◆ Task data:

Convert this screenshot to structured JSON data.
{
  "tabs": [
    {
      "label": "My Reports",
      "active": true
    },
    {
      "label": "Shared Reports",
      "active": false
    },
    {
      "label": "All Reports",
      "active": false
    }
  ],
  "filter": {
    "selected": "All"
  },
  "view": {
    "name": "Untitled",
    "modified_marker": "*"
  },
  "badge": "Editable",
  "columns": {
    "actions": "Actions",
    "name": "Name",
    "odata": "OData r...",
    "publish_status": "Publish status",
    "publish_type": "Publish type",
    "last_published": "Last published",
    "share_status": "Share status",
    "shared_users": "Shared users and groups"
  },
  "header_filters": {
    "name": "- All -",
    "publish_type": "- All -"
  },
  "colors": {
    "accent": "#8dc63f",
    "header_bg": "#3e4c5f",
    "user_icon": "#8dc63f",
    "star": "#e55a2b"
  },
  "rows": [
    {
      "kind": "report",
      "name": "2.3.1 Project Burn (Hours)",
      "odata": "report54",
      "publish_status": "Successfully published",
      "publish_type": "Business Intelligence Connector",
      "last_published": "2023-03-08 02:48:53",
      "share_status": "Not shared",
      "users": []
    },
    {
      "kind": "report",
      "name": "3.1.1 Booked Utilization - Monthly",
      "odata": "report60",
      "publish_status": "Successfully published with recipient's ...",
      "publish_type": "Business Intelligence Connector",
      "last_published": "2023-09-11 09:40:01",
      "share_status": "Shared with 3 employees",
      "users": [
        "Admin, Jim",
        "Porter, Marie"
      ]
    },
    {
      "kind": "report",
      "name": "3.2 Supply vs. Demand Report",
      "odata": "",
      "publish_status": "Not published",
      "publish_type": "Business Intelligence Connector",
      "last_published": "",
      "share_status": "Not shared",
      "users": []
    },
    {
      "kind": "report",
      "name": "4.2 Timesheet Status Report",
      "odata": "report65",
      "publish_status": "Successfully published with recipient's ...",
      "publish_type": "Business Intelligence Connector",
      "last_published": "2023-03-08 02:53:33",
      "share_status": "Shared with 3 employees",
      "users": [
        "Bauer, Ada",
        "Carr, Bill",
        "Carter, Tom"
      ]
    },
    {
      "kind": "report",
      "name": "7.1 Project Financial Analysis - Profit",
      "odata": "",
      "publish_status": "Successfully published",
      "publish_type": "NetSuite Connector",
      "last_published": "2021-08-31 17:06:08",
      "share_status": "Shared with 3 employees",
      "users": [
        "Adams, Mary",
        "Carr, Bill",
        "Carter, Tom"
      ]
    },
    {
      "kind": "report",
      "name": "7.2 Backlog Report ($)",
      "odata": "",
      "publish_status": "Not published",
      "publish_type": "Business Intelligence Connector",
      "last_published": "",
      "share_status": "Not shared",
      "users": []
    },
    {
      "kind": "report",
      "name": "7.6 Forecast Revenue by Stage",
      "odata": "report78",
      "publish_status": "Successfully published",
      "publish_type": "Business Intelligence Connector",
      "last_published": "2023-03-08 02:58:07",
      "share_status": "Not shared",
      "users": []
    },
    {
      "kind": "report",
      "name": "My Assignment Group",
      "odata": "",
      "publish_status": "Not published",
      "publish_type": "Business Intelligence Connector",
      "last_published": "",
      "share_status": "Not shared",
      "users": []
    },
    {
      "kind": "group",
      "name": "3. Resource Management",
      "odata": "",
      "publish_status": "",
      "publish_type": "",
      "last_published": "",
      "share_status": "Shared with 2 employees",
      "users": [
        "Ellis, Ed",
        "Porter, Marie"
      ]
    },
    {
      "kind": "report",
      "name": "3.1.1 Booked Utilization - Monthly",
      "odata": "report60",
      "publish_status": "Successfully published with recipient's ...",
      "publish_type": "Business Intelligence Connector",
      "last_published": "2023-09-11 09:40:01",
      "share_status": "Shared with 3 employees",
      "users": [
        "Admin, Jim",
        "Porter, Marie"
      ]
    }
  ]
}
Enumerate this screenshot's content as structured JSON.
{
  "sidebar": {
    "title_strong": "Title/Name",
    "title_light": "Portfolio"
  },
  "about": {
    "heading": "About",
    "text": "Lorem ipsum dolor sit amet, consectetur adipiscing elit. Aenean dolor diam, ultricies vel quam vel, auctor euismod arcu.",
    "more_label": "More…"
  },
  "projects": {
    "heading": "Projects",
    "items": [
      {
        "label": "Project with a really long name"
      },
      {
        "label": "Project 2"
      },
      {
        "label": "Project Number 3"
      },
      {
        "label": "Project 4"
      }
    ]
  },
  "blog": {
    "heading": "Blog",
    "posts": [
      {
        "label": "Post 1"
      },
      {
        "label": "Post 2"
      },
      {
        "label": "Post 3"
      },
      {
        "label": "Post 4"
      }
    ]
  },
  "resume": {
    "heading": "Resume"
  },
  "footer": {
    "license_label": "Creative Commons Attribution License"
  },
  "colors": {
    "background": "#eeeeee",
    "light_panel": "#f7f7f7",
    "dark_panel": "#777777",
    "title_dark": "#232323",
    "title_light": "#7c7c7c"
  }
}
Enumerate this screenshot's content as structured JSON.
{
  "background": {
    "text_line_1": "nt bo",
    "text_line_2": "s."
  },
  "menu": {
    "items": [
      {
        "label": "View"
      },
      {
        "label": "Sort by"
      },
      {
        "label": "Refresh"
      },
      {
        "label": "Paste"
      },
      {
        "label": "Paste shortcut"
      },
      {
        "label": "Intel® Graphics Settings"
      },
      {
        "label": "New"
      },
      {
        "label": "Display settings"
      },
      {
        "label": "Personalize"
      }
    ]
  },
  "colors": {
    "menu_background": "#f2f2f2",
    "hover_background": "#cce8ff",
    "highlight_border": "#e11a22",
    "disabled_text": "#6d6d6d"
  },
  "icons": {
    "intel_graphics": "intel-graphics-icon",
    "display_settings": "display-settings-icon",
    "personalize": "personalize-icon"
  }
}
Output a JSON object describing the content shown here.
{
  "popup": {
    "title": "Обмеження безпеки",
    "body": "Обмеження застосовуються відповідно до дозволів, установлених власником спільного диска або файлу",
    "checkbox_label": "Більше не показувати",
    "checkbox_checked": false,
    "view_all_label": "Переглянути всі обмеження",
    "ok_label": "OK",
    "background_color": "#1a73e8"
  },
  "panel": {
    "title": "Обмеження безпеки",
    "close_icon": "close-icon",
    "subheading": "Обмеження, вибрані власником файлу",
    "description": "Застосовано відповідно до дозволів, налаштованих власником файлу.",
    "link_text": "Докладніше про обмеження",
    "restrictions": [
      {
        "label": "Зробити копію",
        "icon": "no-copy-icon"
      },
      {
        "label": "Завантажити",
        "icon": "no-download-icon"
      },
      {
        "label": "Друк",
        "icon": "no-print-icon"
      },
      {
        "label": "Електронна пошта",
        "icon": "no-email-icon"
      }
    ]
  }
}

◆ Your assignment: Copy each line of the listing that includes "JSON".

◆ Worked solution:
Convert this screenshot to structured JSON data.
Enumerate this screenshot's content as structured JSON.
Enumerate this screenshot's content as structured JSON.
Output a JSON object describing the content shown here.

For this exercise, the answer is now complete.